Medical use of dimethyl sulfoxide (DMSO).
DMSO is a clear odorless liquid, inexpensively produced as a by-product of the paper industry. It is widely available in the USA as a solvent but its medical use is currently restricted by the FDA to the palliative treatment of interstitial cystitis and to certain experimental applications. Cutaneous manifestations of scleroderma appear to resolve (albeit equivocally) following topical applications of high concentrations of DMSO. A limited number of small clinical trials indicate that intravenous DMSO may be of benefit in the treatment of amyloidosis, possibly by mobilizing amyloid deposits out of tissues into urine. Dermal application of DMSO seems to provide rapid, temporary, relief of pain in patients with arthritis and connective tissue injuries. However, claims for antiinflammatory effects or acceleration of healing are currently unwarranted. There is no evidence that DMSO can alter progression of degenerative joint disease, and, for this reason, DMSO may be considered for palliative treatment only and not to the exclusion of standard antiinflammatory agents. The safety of DMSO in combination with other drugs has not been established; neurotoxic interactions with sulindac have been reported. In experimental animals, intravenous DMSO is as effective as mannitol and dexamethasone in reversing cerebral edema and intracranial hypertension. An initial clinical trial in 11 patients tends to support this latter application. DMSO enhances diffusion of other chemicals through the skin, and, for this reason, mixtures of idoxuridine and DMSO are used for topical treatment of herpes zoster in the UK. Adverse reactions to DMSO are common, but are usually minor and related to the concentration of DMSO in the medication solution.

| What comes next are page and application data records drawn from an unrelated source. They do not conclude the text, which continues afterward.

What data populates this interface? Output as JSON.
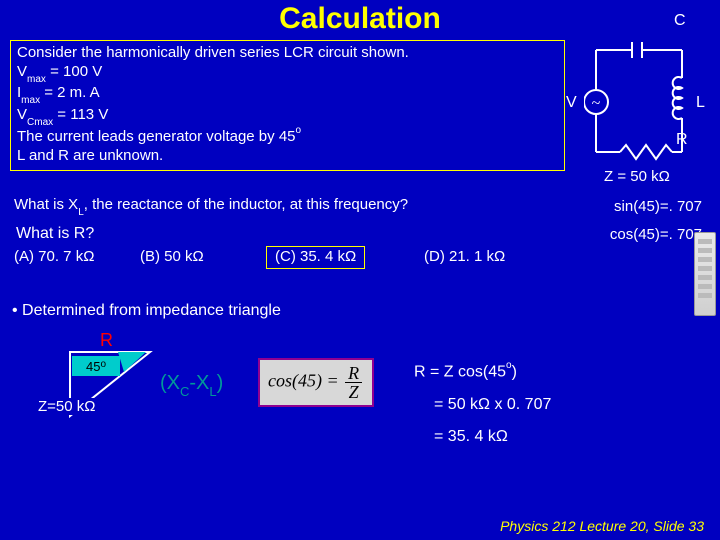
{
  "title": "Calculation",
  "problem": {
    "line1": "Consider the harmonically driven series LCR circuit shown.",
    "vmax_label": "V",
    "vmax_sub": "max",
    "vmax_rest": " = 100 V",
    "imax_label": "I",
    "imax_sub": "max",
    "imax_rest": " = 2 m. A",
    "vcmax_label": "V",
    "vcmax_sub": "Cmax",
    "vcmax_rest": " = 113 V",
    "phase1": "The current leads generator voltage by 45",
    "phase_sup": "o",
    "unknown": "L and R are unknown."
  },
  "question_xl_a": "What is X",
  "question_xl_sub": "L",
  "question_xl_b": ", the reactance of the inductor, at this frequency?",
  "what_r": "What is R?",
  "options": {
    "A": "(A)  70. 7 kΩ",
    "B": "(B)  50 kΩ",
    "C": "(C)  35. 4 kΩ",
    "D": "(D)  21. 1 kΩ"
  },
  "trig": {
    "sin": "sin(45)=. 707",
    "cos": "cos(45)=. 707"
  },
  "determined": "• Determined from impedance triangle",
  "triangle": {
    "R": "R",
    "angle": "45",
    "angle_sup": "o",
    "Zlabel": "Z=50 kΩ",
    "xcxl_a": "(X",
    "xcxl_c": "C",
    "xcxl_m": "-X",
    "xcxl_l": "L",
    "xcxl_b": ")"
  },
  "cosformula": {
    "lhs": "cos(45) = ",
    "num": "R",
    "den": "Z"
  },
  "work": {
    "line1a": "R = Z cos(45",
    "line1sup": "o",
    "line1b": ")",
    "line2": "= 50 kΩ x 0. 707",
    "line3": "= 35. 4 kΩ"
  },
  "circuit": {
    "C": "C",
    "V": "V",
    "L": "L",
    "R": "R",
    "Z": "Z = 50 kΩ",
    "ac": "~"
  },
  "footer": "Physics 212  Lecture 20, Slide  33"
}
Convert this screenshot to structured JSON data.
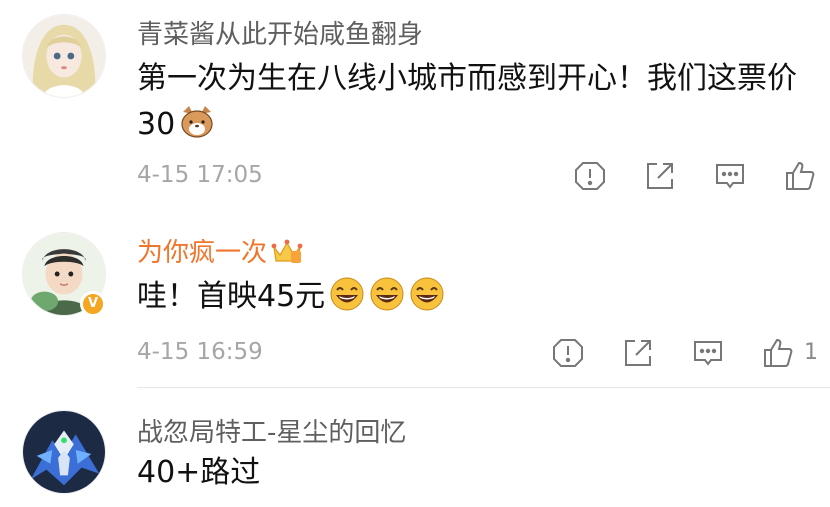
{
  "comments": [
    {
      "username": "青菜酱从此开始咸鱼翻身",
      "text": "第一次为生在八线小城市而感到开心！我们这票价30",
      "emoji": "cat-face-emoji",
      "time": "4-15 17:05",
      "likes": ""
    },
    {
      "username": "为你疯一次",
      "text": "哇！首映45元",
      "emoji": "grinning-face-emoji",
      "emoji_count": 3,
      "time": "4-15 16:59",
      "likes": "1",
      "verified": "V"
    },
    {
      "username": "战忽局特工-星尘的回忆",
      "text": "40+路过"
    }
  ],
  "colors": {
    "vip_name": "#f0762c",
    "username": "#5f5f5f",
    "time": "#a6a6a6",
    "badge": "#f5a623"
  },
  "icons": [
    "report-icon",
    "share-icon",
    "reply-icon",
    "like-icon"
  ]
}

Consequently, the most frequent side effects, such as skin rash and pruritus after dermal application, intravascular hemolysis after intravenous infusion and gastrointestinal discomfort after oral administration, can be avoided in large part by employing more dilute solutions. Most clinical trials of DMSO have not incorporated the components of experimental design necessary for objective, statistical evaluation of efficacy. Randomized comparisons between DMSO, placebo and known active treatments were rarely completed. Final approval of topical DMSO for treatment of rheumatic diseases in particular will require a multi-center, randomized comparison between high and low concentrations of DMSO and an orally-active, nonsteroidal antiinflammatory agent.